*** Begin section ***
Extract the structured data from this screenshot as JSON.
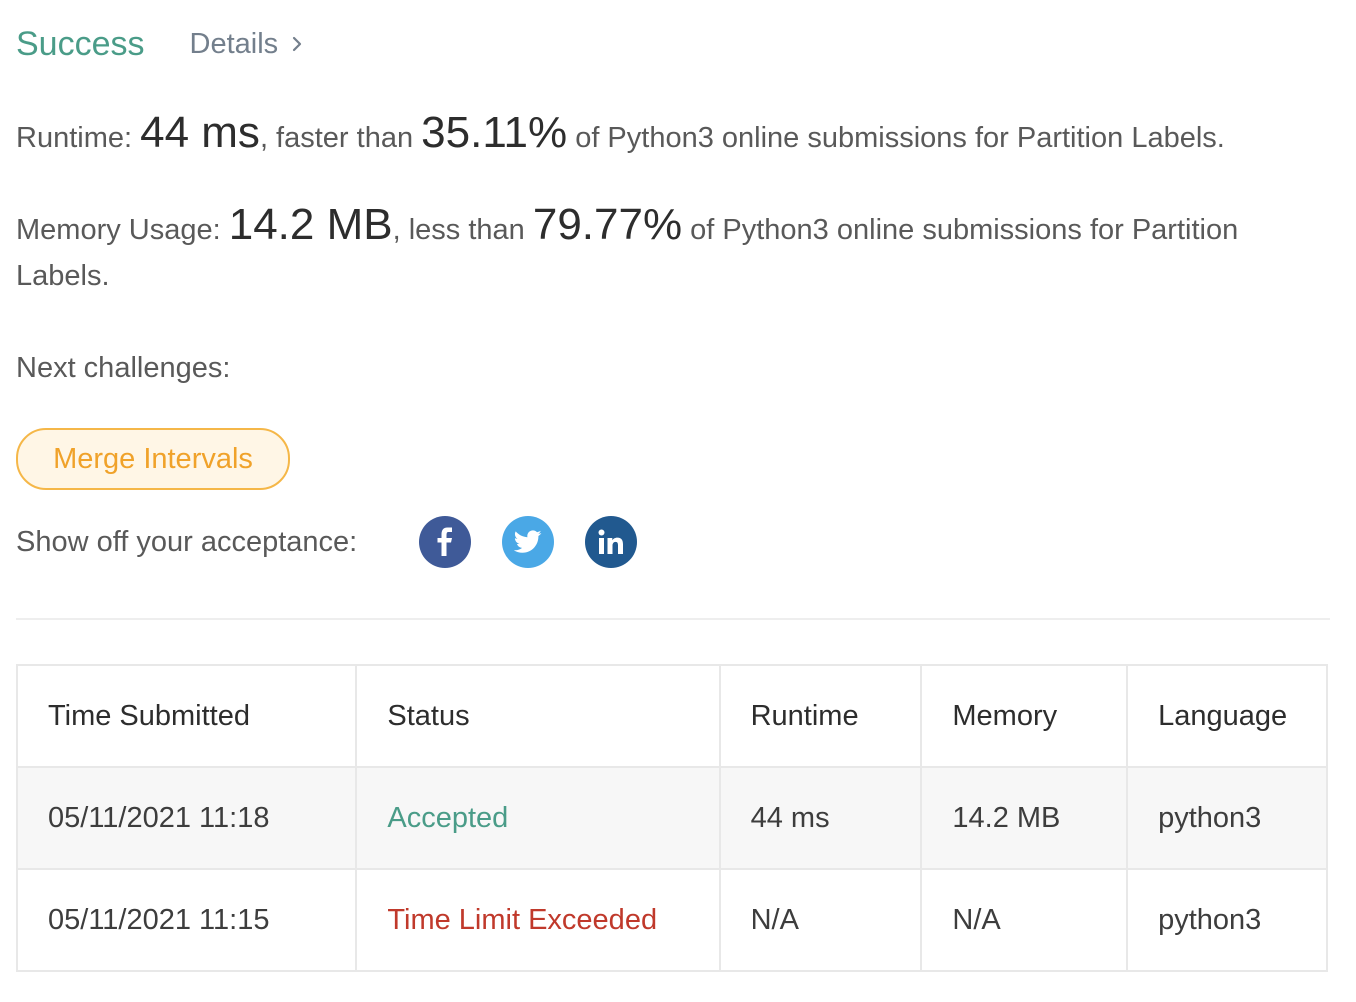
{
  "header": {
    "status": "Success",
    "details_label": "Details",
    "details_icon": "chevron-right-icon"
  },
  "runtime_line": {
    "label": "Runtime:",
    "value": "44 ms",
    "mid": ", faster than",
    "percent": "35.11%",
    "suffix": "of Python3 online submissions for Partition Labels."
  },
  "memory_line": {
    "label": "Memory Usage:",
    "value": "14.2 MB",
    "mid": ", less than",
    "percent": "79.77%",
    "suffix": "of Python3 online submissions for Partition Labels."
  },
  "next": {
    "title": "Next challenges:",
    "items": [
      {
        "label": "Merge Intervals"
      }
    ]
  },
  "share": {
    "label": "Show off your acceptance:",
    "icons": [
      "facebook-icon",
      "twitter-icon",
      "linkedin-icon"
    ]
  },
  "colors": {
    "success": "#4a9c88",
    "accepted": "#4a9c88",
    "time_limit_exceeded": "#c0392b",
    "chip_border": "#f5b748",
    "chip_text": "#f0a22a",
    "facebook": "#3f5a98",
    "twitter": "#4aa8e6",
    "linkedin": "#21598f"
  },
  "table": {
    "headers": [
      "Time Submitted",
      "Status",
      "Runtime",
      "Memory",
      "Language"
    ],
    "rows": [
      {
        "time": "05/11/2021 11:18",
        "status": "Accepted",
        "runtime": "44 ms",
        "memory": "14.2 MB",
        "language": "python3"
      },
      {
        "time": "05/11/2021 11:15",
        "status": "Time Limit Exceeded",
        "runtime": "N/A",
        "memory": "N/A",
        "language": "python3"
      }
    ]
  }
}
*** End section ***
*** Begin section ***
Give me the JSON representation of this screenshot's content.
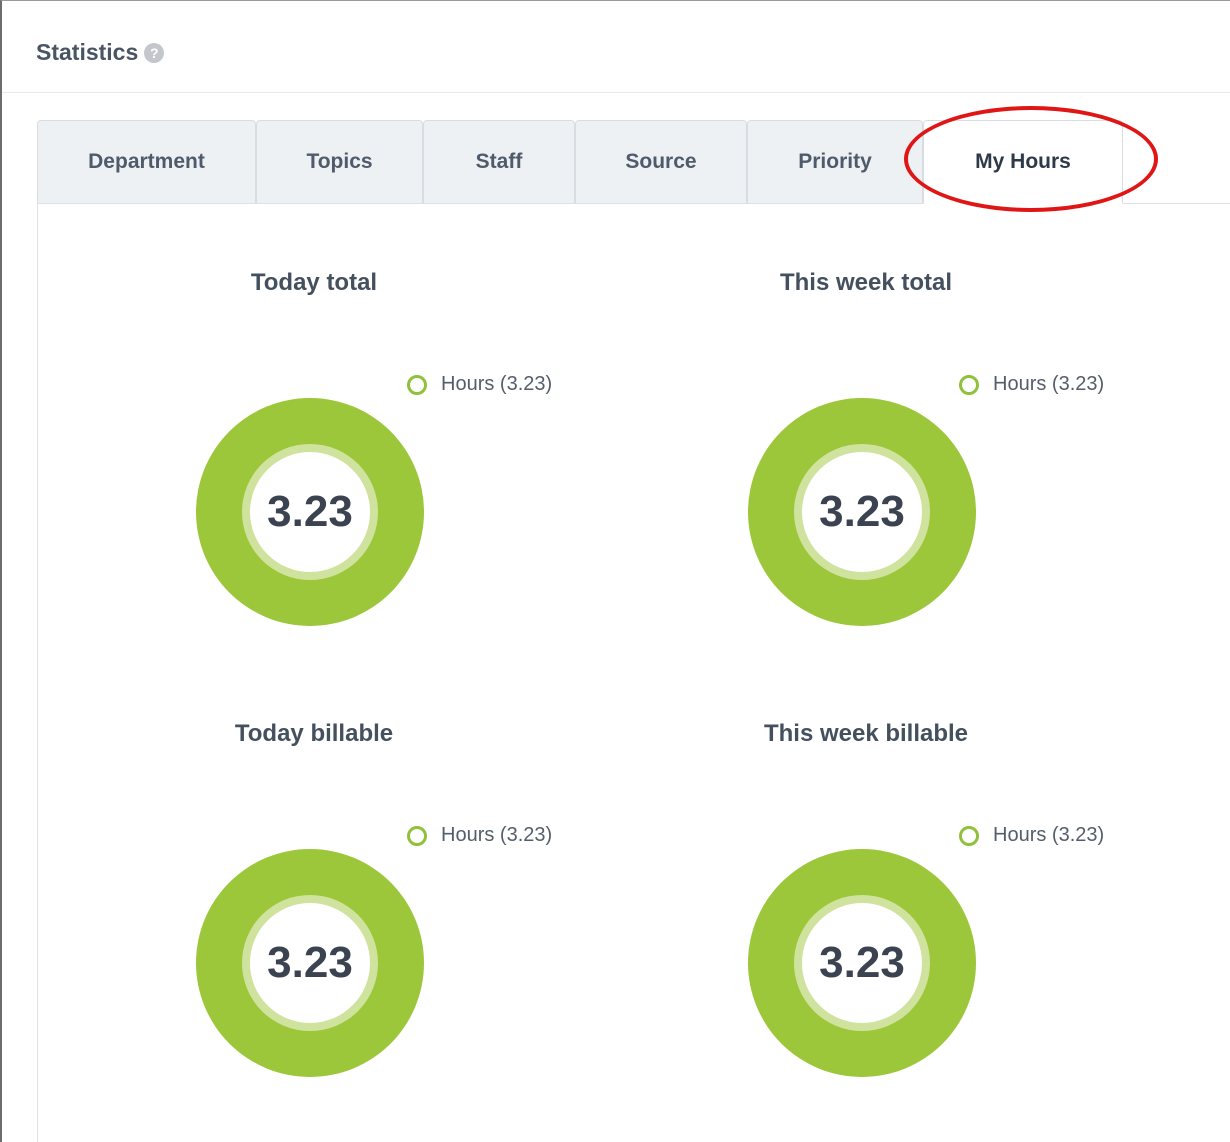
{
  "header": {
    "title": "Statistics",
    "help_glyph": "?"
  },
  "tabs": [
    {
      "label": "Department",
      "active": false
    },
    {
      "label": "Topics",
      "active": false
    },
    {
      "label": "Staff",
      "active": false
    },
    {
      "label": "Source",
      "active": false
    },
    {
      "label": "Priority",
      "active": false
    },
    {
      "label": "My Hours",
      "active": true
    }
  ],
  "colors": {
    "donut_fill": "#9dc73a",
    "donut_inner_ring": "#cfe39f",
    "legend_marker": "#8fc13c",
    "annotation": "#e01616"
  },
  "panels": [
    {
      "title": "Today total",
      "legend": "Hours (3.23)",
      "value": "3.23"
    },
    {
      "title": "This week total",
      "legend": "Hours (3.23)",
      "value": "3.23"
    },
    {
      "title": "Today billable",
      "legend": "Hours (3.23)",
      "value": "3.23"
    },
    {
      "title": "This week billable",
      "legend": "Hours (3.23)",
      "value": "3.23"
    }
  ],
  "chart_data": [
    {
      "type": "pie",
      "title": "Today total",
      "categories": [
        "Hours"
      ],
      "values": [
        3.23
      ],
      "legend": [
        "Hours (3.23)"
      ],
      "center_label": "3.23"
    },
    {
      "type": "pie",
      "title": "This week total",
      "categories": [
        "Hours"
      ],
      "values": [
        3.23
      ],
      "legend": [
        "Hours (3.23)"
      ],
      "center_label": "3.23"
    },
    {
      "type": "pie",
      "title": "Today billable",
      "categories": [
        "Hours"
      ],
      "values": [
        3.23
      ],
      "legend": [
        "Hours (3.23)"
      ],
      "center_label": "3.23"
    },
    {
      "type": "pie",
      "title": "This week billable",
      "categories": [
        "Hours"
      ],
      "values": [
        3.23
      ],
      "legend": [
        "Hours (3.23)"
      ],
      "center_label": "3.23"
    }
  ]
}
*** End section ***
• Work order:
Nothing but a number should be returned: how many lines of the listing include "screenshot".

• Written answer:
2